Fortunately, the majority of farms do a good job getting colostrum into all of their calves. However, lack of adequate colostrum was the single biggest frustration of 17 of the 45 folks who participated in the recent Neonatal Calf Care and Management Workshop at the Ohio Agricultural Research and Development Center in Wooster.
These 17 people, who raise Holstein bull calves, estimated at least 20 percent of the bull calves delivered to their farms obviously didn’t get colostrum.
It’s necessary. Calves that don’t get any or enough colostrum struggle. Up to 80 percent will die in spite of anyone’s best efforts. Why? Calves are born without a functioning immune system.
Colostrum, the first milk given by the mother, has been packed with immunoglobulins (antibodies) that will act as a passive immune system for that calf until their own immune system matures and produces antibodies itself.
The tricky part is getting the colostrum in quickly. The immunoglobulins in the colostrum are only able to pass through the intestinal lining of the calf for a short time. Basically, we have a 24 hour window from birth. That window starts closing as soon as the calf is born.

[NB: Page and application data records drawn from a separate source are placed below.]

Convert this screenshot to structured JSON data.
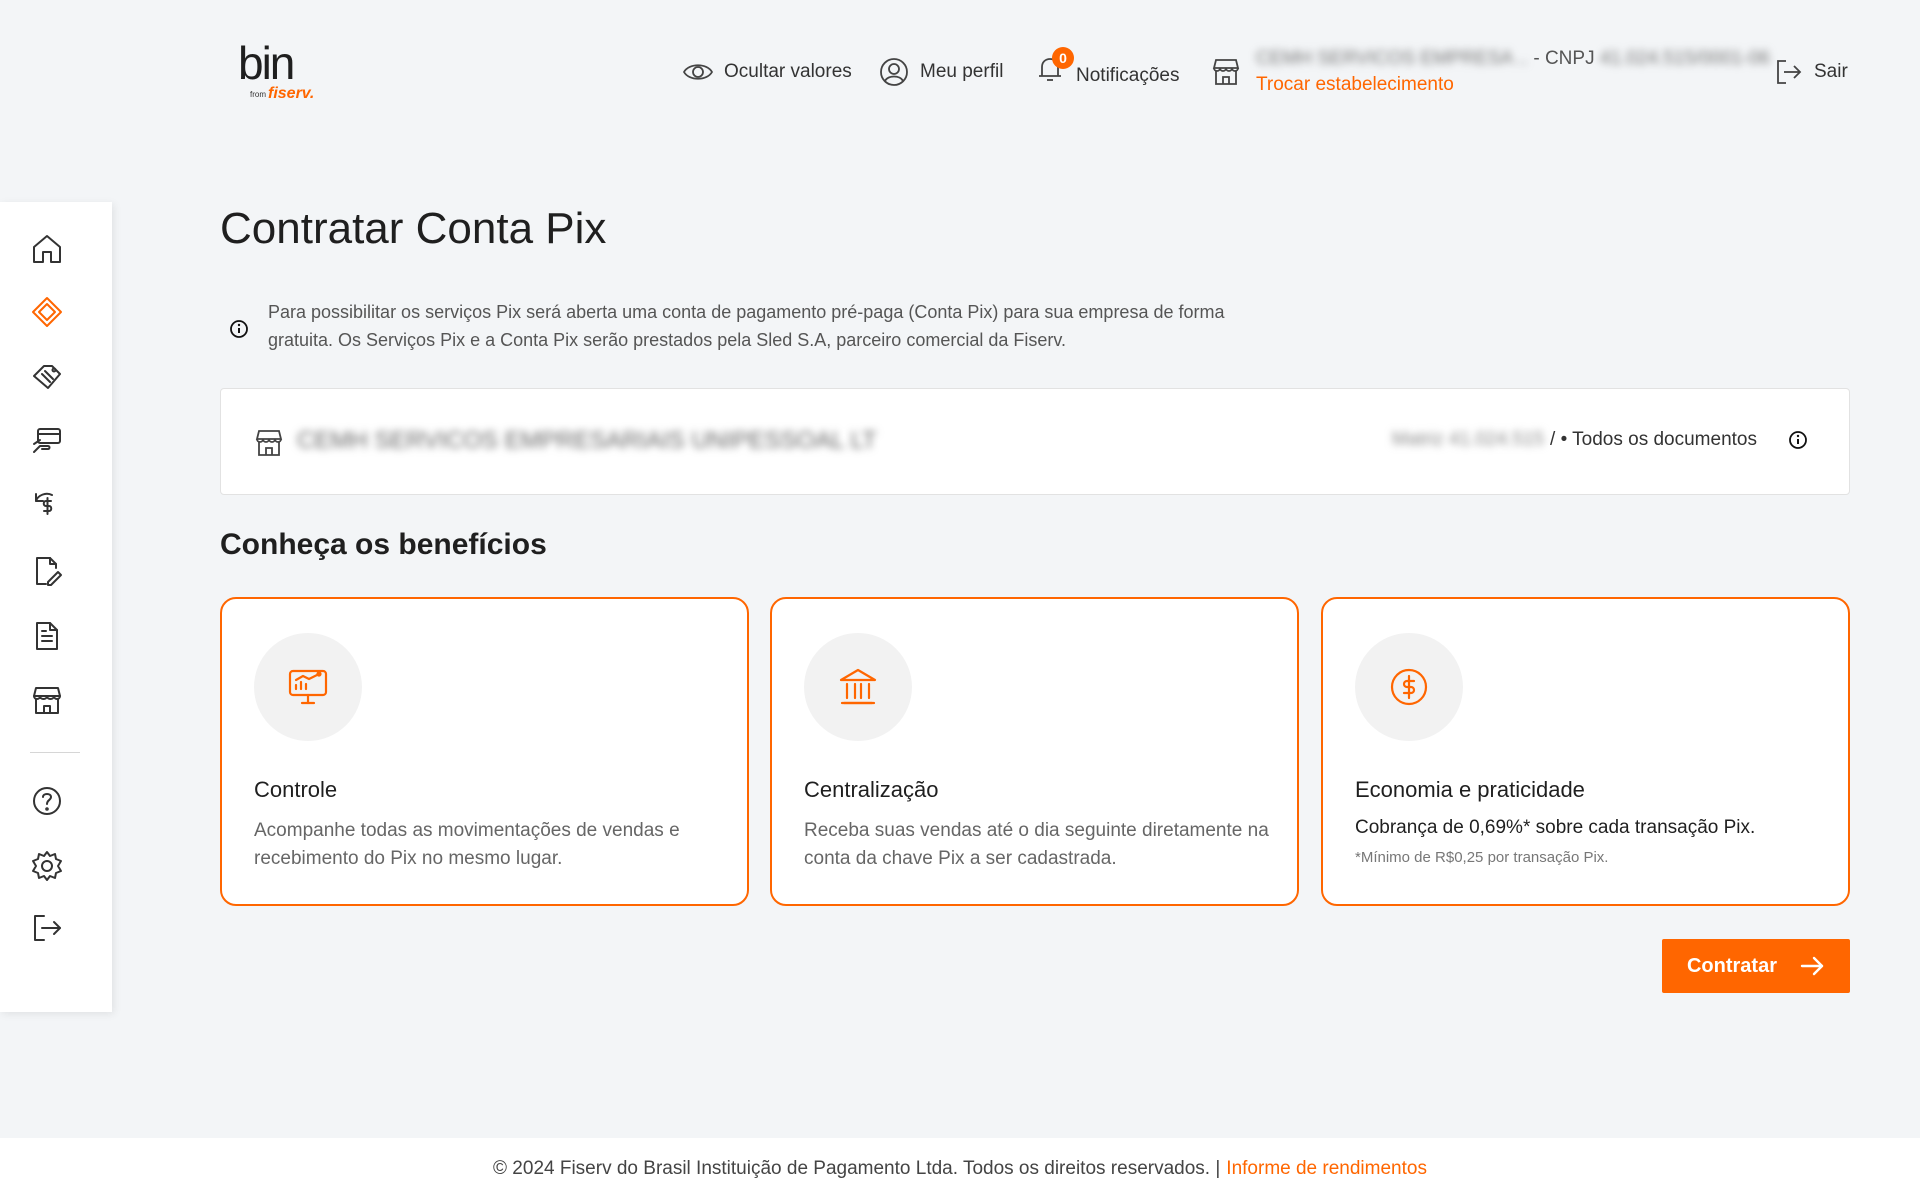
{
  "brand": {
    "name": "bin",
    "from": "from",
    "parent": "fiserv."
  },
  "header": {
    "hide_values": "Ocultar valores",
    "profile": "Meu perfil",
    "notifications": {
      "label": "Notificações",
      "count": "0"
    },
    "establishment": {
      "name": "CEMH SERVICOS EMPRESA ..",
      "cnpj_label": " - CNPJ ",
      "cnpj_value": "41.024.515/0001-06",
      "switch_label": "Trocar estabelecimento"
    },
    "logout": "Sair"
  },
  "sidebar": {
    "items": [
      "home-icon",
      "pix-icon",
      "handshake-icon",
      "card-payment-icon",
      "cashback-icon",
      "edit-document-icon",
      "document-icon",
      "store-icon",
      "help-icon",
      "settings-icon",
      "logout-icon"
    ],
    "active": "pix-icon"
  },
  "main": {
    "title": "Contratar Conta Pix",
    "info": "Para possibilitar os serviços Pix será aberta uma conta de pagamento pré-paga (Conta Pix) para sua empresa de forma gratuita. Os Serviços Pix e a Conta Pix serão prestados pela Sled S.A, parceiro comercial da Fiserv.",
    "company": {
      "name": "CEMH SERVICOS EMPRESARIAIS UNIPESSOAL LT",
      "doc_id": "Matriz 41.024.515",
      "docs_label": "/ • Todos os documentos"
    },
    "benefits_title": "Conheça os benefícios",
    "benefits": [
      {
        "title": "Controle",
        "desc": "Acompanhe todas as movimentações de vendas e recebimento do Pix no mesmo lugar."
      },
      {
        "title": "Centralização",
        "desc": "Receba suas vendas até o dia seguinte diretamente na conta da chave Pix a ser cadastrada."
      },
      {
        "title": "Economia e praticidade",
        "desc": "Cobrança de 0,69%* sobre cada transação Pix.",
        "footnote": "*Mínimo de R$0,25 por transação Pix."
      }
    ],
    "cta": "Contratar"
  },
  "footer": {
    "copyright": "© 2024 Fiserv do Brasil Instituição de Pagamento Ltda. Todos os direitos reservados. |",
    "link": "Informe de rendimentos"
  },
  "colors": {
    "accent": "#ff6600",
    "background": "#f3f5f7"
  }
}
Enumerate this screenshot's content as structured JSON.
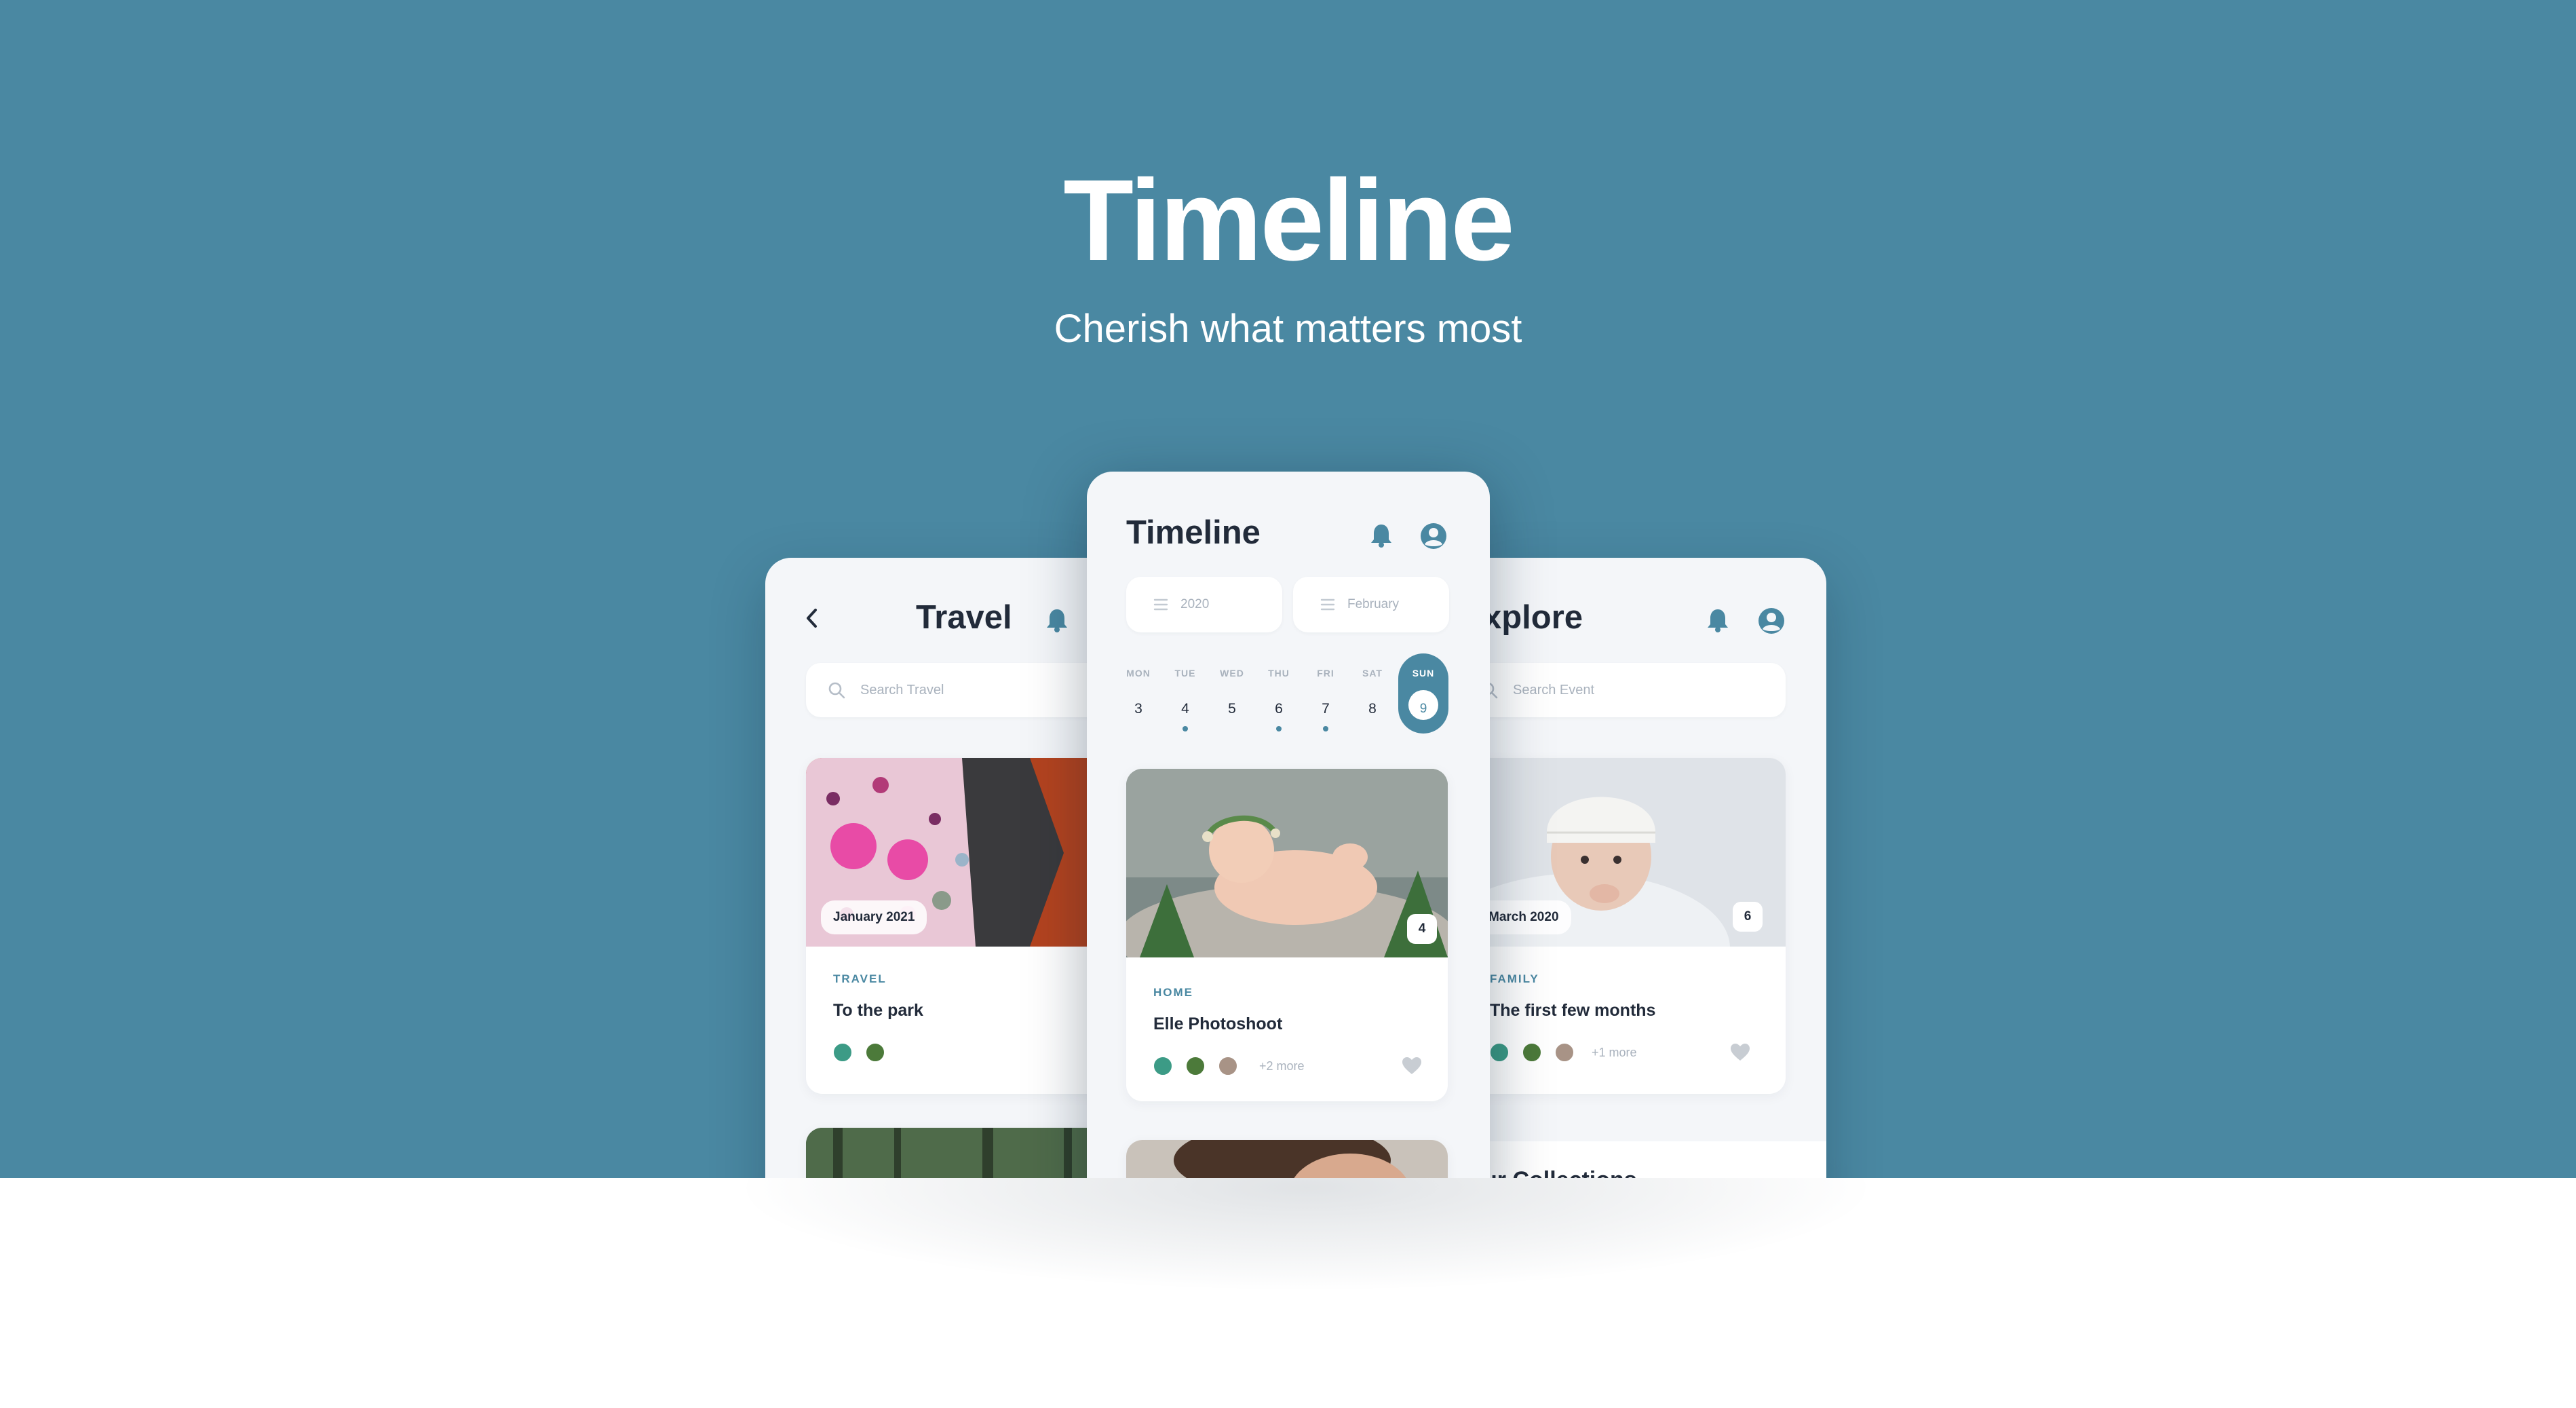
{
  "hero": {
    "title": "Timeline",
    "tagline": "Cherish what matters most"
  },
  "colors": {
    "brand": "#4a88a2",
    "text_dark": "#222b3a",
    "text_muted": "#a9b2bd",
    "screen_bg": "#f4f6f9"
  },
  "screens": {
    "travel": {
      "title": "Travel",
      "search_placeholder": "Search Travel",
      "card1": {
        "date": "January 2021",
        "category": "TRAVEL",
        "title": "To the park"
      }
    },
    "timeline": {
      "title": "Timeline",
      "year_selector": "2020",
      "month_selector": "February",
      "week": [
        {
          "name": "MON",
          "date": "3"
        },
        {
          "name": "TUE",
          "date": "4"
        },
        {
          "name": "WED",
          "date": "5"
        },
        {
          "name": "THU",
          "date": "6"
        },
        {
          "name": "FRI",
          "date": "7"
        },
        {
          "name": "SAT",
          "date": "8"
        },
        {
          "name": "SUN",
          "date": "9"
        }
      ],
      "card1": {
        "count": "4",
        "category": "HOME",
        "title": "Elle Photoshoot",
        "more": "+2 more"
      }
    },
    "explore": {
      "title": "Explore",
      "title_visible": "xplore",
      "search_placeholder": "Search Event",
      "card1": {
        "date": "March 2020",
        "count": "6",
        "category": "FAMILY",
        "title": "The first few months",
        "more": "+1 more"
      },
      "collections_heading_visible": "ur Collections"
    }
  }
}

Move fast. At birth, a calf may be able to absorb around half of the immunoglobulins we feed him or her. Six hours later, it is likely that 20 percent or less will be absorbed. By 24 hours, less than 5 percent will be absorbed.
Quality concerns. Another factor affecting the success of this passive transfer of immunity is how many immunoglobulins we feed the calf. Good colostrum will contain more than 55 grams of immunoglobulins per liter. Anything less than that, which is not uncommon, is considered poor quality.
We would have to feed more of it to give the calf a fighting chance of getting enough immunoglobulins.
If the dam’s own colostrum doesn’t have enough immunoglobulins, other options include: